[[ Supplied information, beginning ]]

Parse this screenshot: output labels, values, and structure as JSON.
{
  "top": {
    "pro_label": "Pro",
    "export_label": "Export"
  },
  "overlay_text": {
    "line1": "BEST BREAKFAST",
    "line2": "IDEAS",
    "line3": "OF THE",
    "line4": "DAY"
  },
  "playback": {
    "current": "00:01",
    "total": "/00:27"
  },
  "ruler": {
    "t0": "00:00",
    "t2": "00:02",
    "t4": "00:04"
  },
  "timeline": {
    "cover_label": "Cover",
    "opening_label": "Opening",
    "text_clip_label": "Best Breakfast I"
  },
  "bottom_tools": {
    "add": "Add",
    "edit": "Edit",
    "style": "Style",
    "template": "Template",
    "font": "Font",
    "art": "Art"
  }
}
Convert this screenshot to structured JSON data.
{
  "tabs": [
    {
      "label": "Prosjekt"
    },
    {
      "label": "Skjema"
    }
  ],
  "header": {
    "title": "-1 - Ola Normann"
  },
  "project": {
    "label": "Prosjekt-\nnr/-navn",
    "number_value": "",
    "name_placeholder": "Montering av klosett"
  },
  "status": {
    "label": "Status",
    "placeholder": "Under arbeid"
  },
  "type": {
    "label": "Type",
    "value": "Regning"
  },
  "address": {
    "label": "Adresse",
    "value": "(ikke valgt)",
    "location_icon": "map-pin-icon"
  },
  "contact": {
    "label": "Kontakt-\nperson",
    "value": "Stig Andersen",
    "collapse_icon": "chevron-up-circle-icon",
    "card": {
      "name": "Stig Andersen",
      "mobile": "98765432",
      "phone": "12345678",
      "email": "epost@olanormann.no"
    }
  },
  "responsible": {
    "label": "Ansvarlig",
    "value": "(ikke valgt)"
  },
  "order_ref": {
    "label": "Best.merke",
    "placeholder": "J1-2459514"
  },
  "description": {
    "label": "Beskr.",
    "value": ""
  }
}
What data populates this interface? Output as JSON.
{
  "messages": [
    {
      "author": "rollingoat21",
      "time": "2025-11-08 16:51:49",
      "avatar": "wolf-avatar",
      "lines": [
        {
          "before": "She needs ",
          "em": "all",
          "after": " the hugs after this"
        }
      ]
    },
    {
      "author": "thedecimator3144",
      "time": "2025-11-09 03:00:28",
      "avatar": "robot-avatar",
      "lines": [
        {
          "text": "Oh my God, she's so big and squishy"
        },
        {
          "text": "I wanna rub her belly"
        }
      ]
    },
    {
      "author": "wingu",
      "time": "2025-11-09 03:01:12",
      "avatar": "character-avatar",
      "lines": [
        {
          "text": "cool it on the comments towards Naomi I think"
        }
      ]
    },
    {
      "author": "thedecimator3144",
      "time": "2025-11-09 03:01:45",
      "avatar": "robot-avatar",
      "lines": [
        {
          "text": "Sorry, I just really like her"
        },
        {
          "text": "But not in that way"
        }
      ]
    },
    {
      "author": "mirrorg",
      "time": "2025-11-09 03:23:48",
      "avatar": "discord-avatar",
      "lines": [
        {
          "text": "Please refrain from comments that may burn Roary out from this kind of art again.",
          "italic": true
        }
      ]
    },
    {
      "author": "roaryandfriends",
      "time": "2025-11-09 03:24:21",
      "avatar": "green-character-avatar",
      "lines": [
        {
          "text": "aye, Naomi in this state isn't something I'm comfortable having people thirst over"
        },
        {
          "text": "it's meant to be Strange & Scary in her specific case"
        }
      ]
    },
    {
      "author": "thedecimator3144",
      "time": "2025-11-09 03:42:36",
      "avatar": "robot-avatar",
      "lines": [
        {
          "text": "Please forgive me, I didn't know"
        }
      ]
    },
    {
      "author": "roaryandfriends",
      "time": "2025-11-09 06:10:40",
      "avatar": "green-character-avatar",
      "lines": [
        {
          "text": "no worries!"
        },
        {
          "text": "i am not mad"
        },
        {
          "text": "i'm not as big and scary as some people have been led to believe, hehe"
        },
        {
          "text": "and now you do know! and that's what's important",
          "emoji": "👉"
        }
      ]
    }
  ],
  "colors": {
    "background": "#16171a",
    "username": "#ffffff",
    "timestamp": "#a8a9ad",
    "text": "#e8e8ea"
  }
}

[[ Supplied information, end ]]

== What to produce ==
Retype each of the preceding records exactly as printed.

== Answer section ==
Parse this screenshot: output labels, values, and structure as JSON.
{
  "top": {
    "pro_label": "Pro",
    "export_label": "Export"
  },
  "overlay_text": {
    "line1": "BEST BREAKFAST",
    "line2": "IDEAS",
    "line3": "OF THE",
    "line4": "DAY"
  },
  "playback": {
    "current": "00:01",
    "total": "/00:27"
  },
  "ruler": {
    "t0": "00:00",
    "t2": "00:02",
    "t4": "00:04"
  },
  "timeline": {
    "cover_label": "Cover",
    "opening_label": "Opening",
    "text_clip_label": "Best Breakfast I"
  },
  "bottom_tools": {
    "add": "Add",
    "edit": "Edit",
    "style": "Style",
    "template": "Template",
    "font": "Font",
    "art": "Art"
  }
}
Convert this screenshot to structured JSON data.
{
  "tabs": [
    {
      "label": "Prosjekt"
    },
    {
      "label": "Skjema"
    }
  ],
  "header": {
    "title": "-1 - Ola Normann"
  },
  "project": {
    "label": "Prosjekt-\nnr/-navn",
    "number_value": "",
    "name_placeholder": "Montering av klosett"
  },
  "status": {
    "label": "Status",
    "placeholder": "Under arbeid"
  },
  "type": {
    "label": "Type",
    "value": "Regning"
  },
  "address": {
    "label": "Adresse",
    "value": "(ikke valgt)",
    "location_icon": "map-pin-icon"
  },
  "contact": {
    "label": "Kontakt-\nperson",
    "value": "Stig Andersen",
    "collapse_icon": "chevron-up-circle-icon",
    "card": {
      "name": "Stig Andersen",
      "mobile": "98765432",
      "phone": "12345678",
      "email": "epost@olanormann.no"
    }
  },
  "responsible": {
    "label": "Ansvarlig",
    "value": "(ikke valgt)"
  },
  "order_ref": {
    "label": "Best.merke",
    "placeholder": "J1-2459514"
  },
  "description": {
    "label": "Beskr.",
    "value": ""
  }
}
What data populates this interface? Output as JSON.
{
  "messages": [
    {
      "author": "rollingoat21",
      "time": "2025-11-08 16:51:49",
      "avatar": "wolf-avatar",
      "lines": [
        {
          "before": "She needs ",
          "em": "all",
          "after": " the hugs after this"
        }
      ]
    },
    {
      "author": "thedecimator3144",
      "time": "2025-11-09 03:00:28",
      "avatar": "robot-avatar",
      "lines": [
        {
          "text": "Oh my God, she's so big and squishy"
        },
        {
          "text": "I wanna rub her belly"
        }
      ]
    },
    {
      "author": "wingu",
      "time": "2025-11-09 03:01:12",
      "avatar": "character-avatar",
      "lines": [
        {
          "text": "cool it on the comments towards Naomi I think"
        }
      ]
    },
    {
      "author": "thedecimator3144",
      "time": "2025-11-09 03:01:45",
      "avatar": "robot-avatar",
      "lines": [
        {
          "text": "Sorry, I just really like her"
        },
        {
          "text": "But not in that way"
        }
      ]
    },
    {
      "author": "mirrorg",
      "time": "2025-11-09 03:23:48",
      "avatar": "discord-avatar",
      "lines": [
        {
          "text": "Please refrain from comments that may burn Roary out from this kind of art again.",
          "italic": true
        }
      ]
    },
    {
      "author": "roaryandfriends",
      "time": "2025-11-09 03:24:21",
      "avatar": "green-character-avatar",
      "lines": [
        {
          "text": "aye, Naomi in this state isn't something I'm comfortable having people thirst over"
        },
        {
          "text": "it's meant to be Strange & Scary in her specific case"
        }
      ]
    },
    {
      "author": "thedecimator3144",
      "time": "2025-11-09 03:42:36",
      "avatar": "robot-avatar",
      "lines": [
        {
          "text": "Please forgive me, I didn't know"
        }
      ]
    },
    {
      "author": "roaryandfriends",
      "time": "2025-11-09 06:10:40",
      "avatar": "green-character-avatar",
      "lines": [
        {
          "text": "no worries!"
        },
        {
          "text": "i am not mad"
        },
        {
          "text": "i'm not as big and scary as some people have been led to believe, hehe"
        },
        {
          "text": "and now you do know! and that's what's important",
          "emoji": "👉"
        }
      ]
    }
  ],
  "colors": {
    "background": "#16171a",
    "username": "#ffffff",
    "timestamp": "#a8a9ad",
    "text": "#e8e8ea"
  }
}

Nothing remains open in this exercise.